The above images show how I was able to get reaction diffusion working in a 3D system, so now I could simulate 3D wave-fronts. This process however did not lend it self extremely well to architecture as it tended to create very tight and closed off results.

However I did find a region of the uskate world (F = 0.0140, k = 0.0450) in which the result really began to open up and became more suitable for architectural purposes (above). And I also did some 3D prints of these as I thought having these in the tangible form could inspire something more (below).

At this moment, the process changed dramatically. Up until now, I had been working with the hope that the architecture would emerge from the process I was carrying out, but ultimately, I would have to move in manually and examine the the spaces on my own.

So next, I tried to extract individual moments inside the 3D reaction diffusion blocks that I thought had more architectural potential, and then out of that, cataloged the better results (above). However, I felt this moved too far from what reaction diffusion actually represented, as I would have to composite these elements which I found into a greater structure, and it would no longer be representative of that process.
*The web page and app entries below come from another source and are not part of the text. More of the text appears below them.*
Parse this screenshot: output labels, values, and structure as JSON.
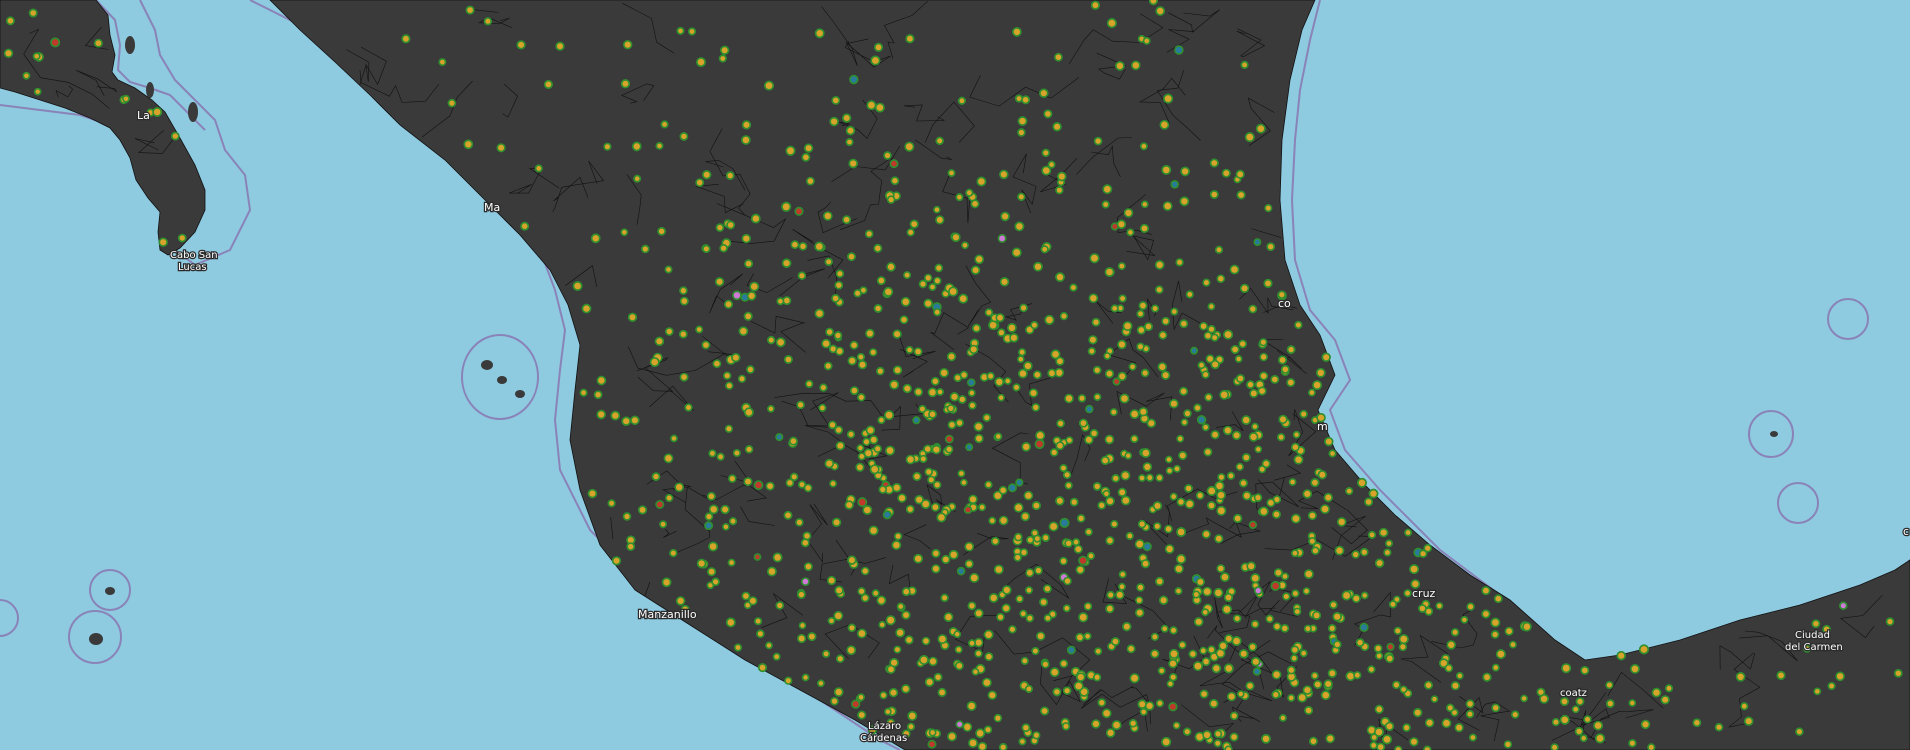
{
  "map": {
    "colors": {
      "ocean": "#8ecae0",
      "land": "#3a3a3a",
      "border": "#111111",
      "shoreline_buffer": "#8a83b8",
      "marker_fill": "#d8a32b",
      "marker_ring": "#2f8f2f",
      "marker_alt_blue": "#2a7a9e",
      "marker_alt_red": "#c0392b",
      "marker_alt_pink": "#d07ad8"
    },
    "labels": {
      "la_paz": "La",
      "cabo_san_lucas_1": "Cabo San",
      "cabo_san_lucas_2": "Lucas",
      "mazatlan": "Ma",
      "tampico": "co",
      "manzanillo": "Manzanillo",
      "lazaro_cardenas_1": "Lázaro",
      "lazaro_cardenas_2": "Cárdenas",
      "veracruz": "cruz",
      "ciudad_del_carmen_1": "Ciudad",
      "ciudad_del_carmen_2": "del Carmen",
      "coatzacoalcos": "coatz",
      "poza_rica": "m",
      "campeche_edge": "c"
    },
    "point_symbol": "green-ringed-orange-dot"
  }
}
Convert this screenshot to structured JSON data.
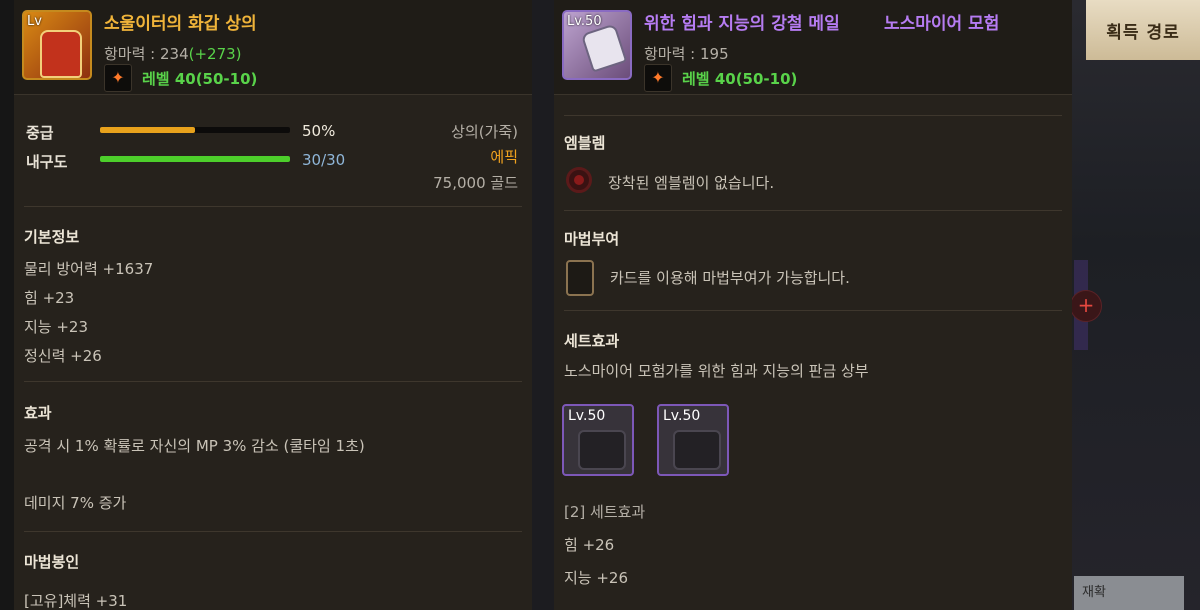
{
  "left_item": {
    "name": "소울이터의 화갑 상의",
    "icon_level_text": "Lv",
    "defense_power_label": "항마력 : 234",
    "defense_power_bonus": "(+273)",
    "level_text": "레벨 40(50-10)",
    "quality_label": "중급",
    "quality_value": "50%",
    "quality_fraction": 0.5,
    "durability_label": "내구도",
    "durability_value": "30/30",
    "durability_fraction": 1.0,
    "slot_type": "상의(가죽)",
    "rarity": "에픽",
    "price": "75,000 골드",
    "basic_info_title": "기본정보",
    "basic_stats": [
      "물리 방어력 +1637",
      "힘 +23",
      "지능 +23",
      "정신력 +26"
    ],
    "effect_title": "효과",
    "effects": [
      "공격 시 1% 확률로 자신의 MP 3% 감소 (쿨타임 1초)",
      "데미지 7% 증가"
    ],
    "seal_title": "마법봉인",
    "seal_stats": [
      "[고유]체력 +31"
    ]
  },
  "right_item": {
    "name": "위한 힘과 지능의 강철 메일",
    "name_suffix": "노스마이어 모험",
    "icon_level_text": "Lv.50",
    "defense_power_label": "항마력 : 195",
    "level_text": "레벨 40(50-10)",
    "emblem_title": "엠블렘",
    "emblem_text": "장착된 엠블렘이 없습니다.",
    "enchant_title": "마법부여",
    "enchant_text": "카드를 이용해 마법부여가 가능합니다.",
    "set_title": "세트효과",
    "set_name": "노스마이어 모험가를 위한 힘과 지능의 판금 상부",
    "set_items": [
      {
        "level": "Lv.50"
      },
      {
        "level": "Lv.50"
      }
    ],
    "set_bonus_title": "[2] 세트효과",
    "set_bonus_stats": [
      "힘 +26",
      "지능 +26"
    ]
  },
  "side": {
    "acquire_button": "획득 경로",
    "plus_icon": "+",
    "bottom_tag": "재확"
  },
  "colors": {
    "gold_title": "#f0b43a",
    "purple_title": "#b67cf2",
    "green_bonus": "#59d34a",
    "quality_bar": "#e8a21c",
    "durability_bar": "#4dcf2b",
    "epic_orange": "#f0a21e"
  },
  "icons": {
    "level_badge": "flame-icon",
    "emblem": "emblem-slot-icon",
    "enchant": "card-slot-icon"
  }
}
So I moved back to the 2D forms. and found an interesting occurrence in that the individual 2D layers of reaction diiffusion could be stacked up to create a 3D extruded form like the ones shown above. Below are two animations which describe this process in 2D and the latter the translation into a 3D form.

This lent itself to architecture better than a lot of the other things I’d tried, forming a natural canopy like structure that could be experienced as a courtyard upon entry into the building. Furthermore, an interesting result was the surface articulation that resulted from this method. After doing an investigation into the different kinds of surface articulation provided by this method, I settled on the one pictured below. For me, it represented the process best, giving the impression of growth and an almost coral-like appearance.

I really wanted this to manifest itself inside the building too, and I did this in two ways. The first was how the space was created inside.

In the plans I tried to form a closed perimeter which did not intersect with any of the reaction diffusion matter. I then used this perimeter line to excavate everything inside it, leaving behind a cleaner resulting space. Interestingly, this method does not create a closed shell, but it creates one completely continuous form.

The other thing I did was to extrude some of the reaction diffusion matter through the lower floor, creating raised elements all over the plan which people would need to negotiate as they navigated the building.

And lastly, I left some reaction diffusion matter fully extruded through to the top floor in order to create some spatial division, and also to designate where my spa pools and changing rooms would be placed.

So what did the critics think?

Overall, the project was good, but the final output was somewhat lacking. Naturally, with a paper called processing, my focus for a lot of this semester was on how far the process could be pushed. This for me meant that I did not put enough emphasis on the architectural side of things and it was indeed quite rushed. This is where a lot of the criticism lay. I had done a lot of iteration with the raw form, but not nearly enough for different architectural arrangements.

However that said, the critics felt that despite having done a lot of form finding over the semester, there was still a lot more that could be done with a process of this kind. This of course they recognised as a time constraint of the 12 week semester, but it would be interesting to see where this could end up if I were to continue it.

One idea that I’m interested in that was suggested by one of the critics was to observe what would happen if ‘obstalces’ were to be included in the simulation in processing. These obstacles could be the spatial definition, and then the reaction diffusion matter could be grown/simulated around these objects. This would almost certainly be better than going into the model later on and attempting to post-rationalise the spaces that I would want to create.